Rehabilitation Counselor
The profession of rehabilitation counseling integrates working knowledge of all the AT professions combined. A rehabilitation counselor is a kind of generalist, like a general practitioner, who will work with a person, usually a disabled adult.
Rehabilitation counselors work with both the recently disabled, such as clients injured in an industrial accident, and clients with long-term or congenital disabilities. They work with a client to develop a plan to access whatever rehabilitation services are needed. The main goal is empowerment to maximize functioning, and return to work and/or greater independence.
Usually a rehabilitation counselor's objective is to help the client develop and carry out a vocational plan that results in satisfactory, long-term employment. Counselors also help people locate and overcome barriers to employment, such as inaccessible work sites, inflexible schedules, transportation, discrimination and similar issues.
An example of treatment can be occupational therapy to learn adaptive computer skills for a job, physical therapy, to learn the use of a wheelchair to move around more comfortably or speech pathology for better communication. The counselor makes recommendations for effective, professional intervention or evaluation, and seeks resources to obtain the needed solutions.
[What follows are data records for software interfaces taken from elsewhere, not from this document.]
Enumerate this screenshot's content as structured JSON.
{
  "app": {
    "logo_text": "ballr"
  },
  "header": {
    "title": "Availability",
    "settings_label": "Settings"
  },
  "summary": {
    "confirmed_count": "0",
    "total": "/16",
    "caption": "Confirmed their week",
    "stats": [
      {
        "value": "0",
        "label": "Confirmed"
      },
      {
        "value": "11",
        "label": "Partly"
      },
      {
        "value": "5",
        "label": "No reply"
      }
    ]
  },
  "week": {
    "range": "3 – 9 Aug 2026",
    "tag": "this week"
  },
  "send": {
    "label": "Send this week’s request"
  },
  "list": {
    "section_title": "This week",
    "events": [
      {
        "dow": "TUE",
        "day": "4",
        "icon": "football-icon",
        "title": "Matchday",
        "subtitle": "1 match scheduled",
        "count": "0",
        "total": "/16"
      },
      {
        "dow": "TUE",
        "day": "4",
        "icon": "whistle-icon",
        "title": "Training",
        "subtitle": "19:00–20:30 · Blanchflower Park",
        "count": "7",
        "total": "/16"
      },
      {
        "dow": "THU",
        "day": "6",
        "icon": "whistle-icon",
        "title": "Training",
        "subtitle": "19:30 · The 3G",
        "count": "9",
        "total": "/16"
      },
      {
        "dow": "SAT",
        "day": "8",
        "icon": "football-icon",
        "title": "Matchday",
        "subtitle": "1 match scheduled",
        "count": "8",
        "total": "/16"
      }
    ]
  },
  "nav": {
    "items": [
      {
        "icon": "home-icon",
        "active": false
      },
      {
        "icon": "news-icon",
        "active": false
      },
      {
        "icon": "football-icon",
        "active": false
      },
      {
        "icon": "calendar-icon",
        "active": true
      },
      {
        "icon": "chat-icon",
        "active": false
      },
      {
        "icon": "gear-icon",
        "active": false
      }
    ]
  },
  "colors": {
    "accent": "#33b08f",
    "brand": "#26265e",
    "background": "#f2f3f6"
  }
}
Sometimes the client may simply need psychotherapy or counseling to help come to terms with his/her disability. Often, additional training, job coaching or vocational evaluation and training are needed. Rehabilitation counselors consider every aspect of a person's life (physical, emotional, psychological, cognitive and vocational) while helping the client develop goals and obtain the resources necessary to achieve them.
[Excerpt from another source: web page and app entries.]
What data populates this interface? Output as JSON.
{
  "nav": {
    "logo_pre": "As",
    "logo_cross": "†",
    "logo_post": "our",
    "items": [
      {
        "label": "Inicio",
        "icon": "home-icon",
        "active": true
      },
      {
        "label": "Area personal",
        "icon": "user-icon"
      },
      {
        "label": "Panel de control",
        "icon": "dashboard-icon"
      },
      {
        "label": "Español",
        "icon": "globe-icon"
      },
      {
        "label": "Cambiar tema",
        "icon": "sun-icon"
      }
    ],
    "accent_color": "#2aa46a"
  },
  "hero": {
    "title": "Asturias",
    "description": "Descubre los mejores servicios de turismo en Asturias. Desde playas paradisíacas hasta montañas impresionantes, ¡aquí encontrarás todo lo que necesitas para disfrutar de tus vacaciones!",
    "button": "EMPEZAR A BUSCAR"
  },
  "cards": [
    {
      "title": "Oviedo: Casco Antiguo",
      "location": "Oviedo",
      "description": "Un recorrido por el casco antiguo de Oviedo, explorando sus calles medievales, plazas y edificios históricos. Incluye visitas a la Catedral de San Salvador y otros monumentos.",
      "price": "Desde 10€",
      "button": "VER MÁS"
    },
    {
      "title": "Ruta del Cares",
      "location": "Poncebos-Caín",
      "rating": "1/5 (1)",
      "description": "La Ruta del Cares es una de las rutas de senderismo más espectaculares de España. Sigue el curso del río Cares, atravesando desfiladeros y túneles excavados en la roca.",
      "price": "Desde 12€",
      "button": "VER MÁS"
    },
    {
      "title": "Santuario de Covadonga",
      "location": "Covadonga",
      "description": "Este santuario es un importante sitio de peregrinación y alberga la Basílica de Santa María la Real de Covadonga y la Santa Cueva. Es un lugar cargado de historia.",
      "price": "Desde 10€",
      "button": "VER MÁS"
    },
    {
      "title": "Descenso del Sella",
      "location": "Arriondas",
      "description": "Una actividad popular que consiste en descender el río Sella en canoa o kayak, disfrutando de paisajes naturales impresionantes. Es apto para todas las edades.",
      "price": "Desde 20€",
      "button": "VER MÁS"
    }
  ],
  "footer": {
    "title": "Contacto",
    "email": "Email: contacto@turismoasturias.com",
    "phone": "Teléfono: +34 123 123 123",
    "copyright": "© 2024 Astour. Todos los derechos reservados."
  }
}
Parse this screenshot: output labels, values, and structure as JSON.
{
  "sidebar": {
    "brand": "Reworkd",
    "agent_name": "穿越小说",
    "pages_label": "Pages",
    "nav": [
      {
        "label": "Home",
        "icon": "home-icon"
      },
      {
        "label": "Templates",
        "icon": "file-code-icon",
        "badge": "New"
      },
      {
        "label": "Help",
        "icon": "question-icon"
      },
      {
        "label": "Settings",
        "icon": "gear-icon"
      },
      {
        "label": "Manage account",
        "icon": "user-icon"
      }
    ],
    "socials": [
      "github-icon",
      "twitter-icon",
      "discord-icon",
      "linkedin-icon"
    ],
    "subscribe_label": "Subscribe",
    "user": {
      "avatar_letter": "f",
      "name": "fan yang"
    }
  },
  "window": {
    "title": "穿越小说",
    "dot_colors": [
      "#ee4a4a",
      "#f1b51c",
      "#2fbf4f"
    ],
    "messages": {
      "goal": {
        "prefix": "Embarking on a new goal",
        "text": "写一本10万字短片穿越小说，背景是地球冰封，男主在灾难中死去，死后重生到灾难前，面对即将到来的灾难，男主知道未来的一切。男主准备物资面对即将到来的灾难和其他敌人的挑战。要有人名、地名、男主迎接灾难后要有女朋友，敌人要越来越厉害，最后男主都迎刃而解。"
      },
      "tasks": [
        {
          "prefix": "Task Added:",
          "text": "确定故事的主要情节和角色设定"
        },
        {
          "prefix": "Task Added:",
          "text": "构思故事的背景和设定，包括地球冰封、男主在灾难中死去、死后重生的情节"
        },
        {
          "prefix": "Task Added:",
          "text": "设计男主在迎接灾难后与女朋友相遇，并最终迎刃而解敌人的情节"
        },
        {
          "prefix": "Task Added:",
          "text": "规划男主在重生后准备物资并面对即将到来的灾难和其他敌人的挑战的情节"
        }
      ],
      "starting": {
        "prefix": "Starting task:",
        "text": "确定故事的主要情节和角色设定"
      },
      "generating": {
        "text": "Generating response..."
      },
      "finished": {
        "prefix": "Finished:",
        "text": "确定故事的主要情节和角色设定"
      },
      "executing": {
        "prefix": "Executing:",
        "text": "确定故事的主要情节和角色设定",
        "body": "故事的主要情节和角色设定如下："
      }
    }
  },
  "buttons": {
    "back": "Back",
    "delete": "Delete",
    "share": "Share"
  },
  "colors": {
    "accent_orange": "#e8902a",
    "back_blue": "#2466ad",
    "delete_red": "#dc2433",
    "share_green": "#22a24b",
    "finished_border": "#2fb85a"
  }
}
Some referrals make use of various types of assistive technology (including high and low technologies and service animals). Some will not. In fact, utilizing the least technology is often preferable in order to make life as simple as possible.
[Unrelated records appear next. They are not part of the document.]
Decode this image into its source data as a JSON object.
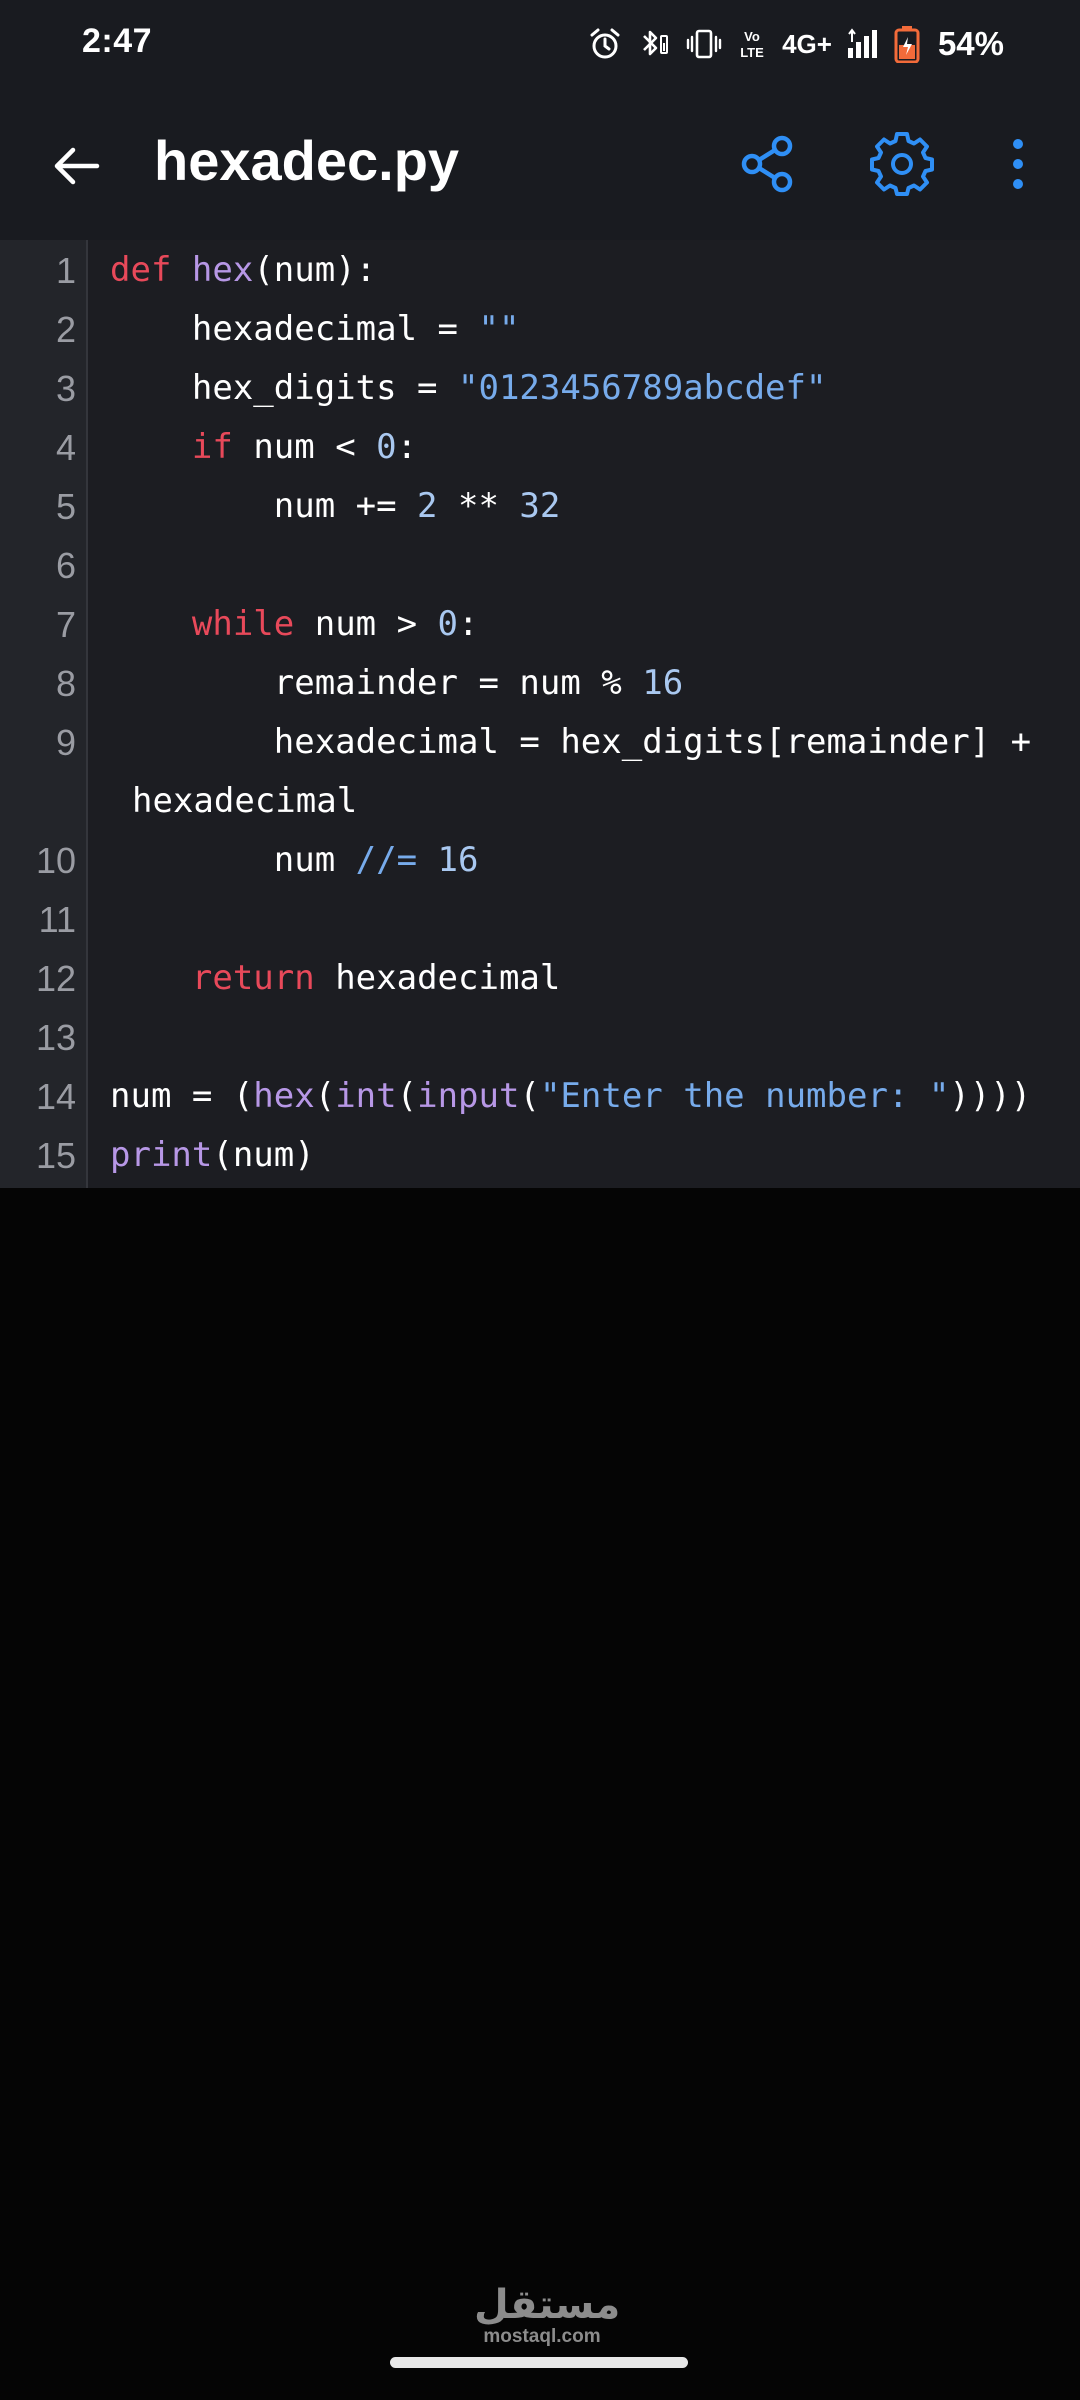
{
  "status_bar": {
    "time": "2:47",
    "network_label": "4G+",
    "volte_label": "VoLTE",
    "battery_percent": "54%",
    "battery_level": 0.54,
    "icons": [
      "alarm-icon",
      "bluetooth-icon",
      "vibrate-icon",
      "volte-icon",
      "signal-icon",
      "battery-icon"
    ]
  },
  "app_bar": {
    "title": "hexadec.py",
    "back_icon": "arrow-left-icon",
    "share_icon": "share-icon",
    "settings_icon": "gear-icon",
    "more_icon": "more-vertical-icon",
    "accent_color": "#2f8ff5"
  },
  "editor": {
    "colors": {
      "keyword": "#e8495a",
      "function": "#b797e6",
      "string": "#77abeb",
      "number": "#a9c8f0",
      "text": "#ffffff",
      "line_number": "#9a9ca3"
    },
    "lines": [
      {
        "n": "1",
        "text": "def hex(num):"
      },
      {
        "n": "2",
        "text": "    hexadecimal = \"\""
      },
      {
        "n": "3",
        "text": "    hex_digits = \"0123456789abcdef\""
      },
      {
        "n": "4",
        "text": "    if num < 0:"
      },
      {
        "n": "5",
        "text": "        num += 2 ** 32"
      },
      {
        "n": "6",
        "text": ""
      },
      {
        "n": "7",
        "text": "    while num > 0:"
      },
      {
        "n": "8",
        "text": "        remainder = num % 16"
      },
      {
        "n": "9",
        "text": "        hexadecimal = hex_digits[remainder] +"
      },
      {
        "n": "",
        "text": "hexadecimal",
        "wrapped": true
      },
      {
        "n": "10",
        "text": "        num //= 16"
      },
      {
        "n": "11",
        "text": ""
      },
      {
        "n": "12",
        "text": "    return hexadecimal"
      },
      {
        "n": "13",
        "text": ""
      },
      {
        "n": "14",
        "text": "num = (hex(int(input(\"Enter the number: \"))))"
      },
      {
        "n": "15",
        "text": "print(num)"
      }
    ]
  },
  "watermark": {
    "logo_text": "مستقل",
    "url": "mostaql.com"
  }
}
A rehabilitation counselor must earn a master's degree in rehabilitation counseling and become certified by the Commission on Rehabilitation Counselor Certification (CRCC). After earning a master's degree, a rehabilitation counselor earns a CRCC designation by completing 600 hours of supervised work and passing a written exam. Rehabilitation counselors work in hospitals, state agencies, for-profit and not-for-profit organizations. There are approximately 80 colleges in the United States with a rehabilitation counseling program, including the University of Wisconsin, the Illinois Institute of Technology, Southern Illinois University and University of Illinois in Champaign, Illinois.
Charles Merbitz, Ph.D., CRCC, is an Associate Professor of Psychology at IIT (Illinois Institute of Technology), specializing in rehabilitation counseling and assistive technology. Dr. Merbitz contributed to this article.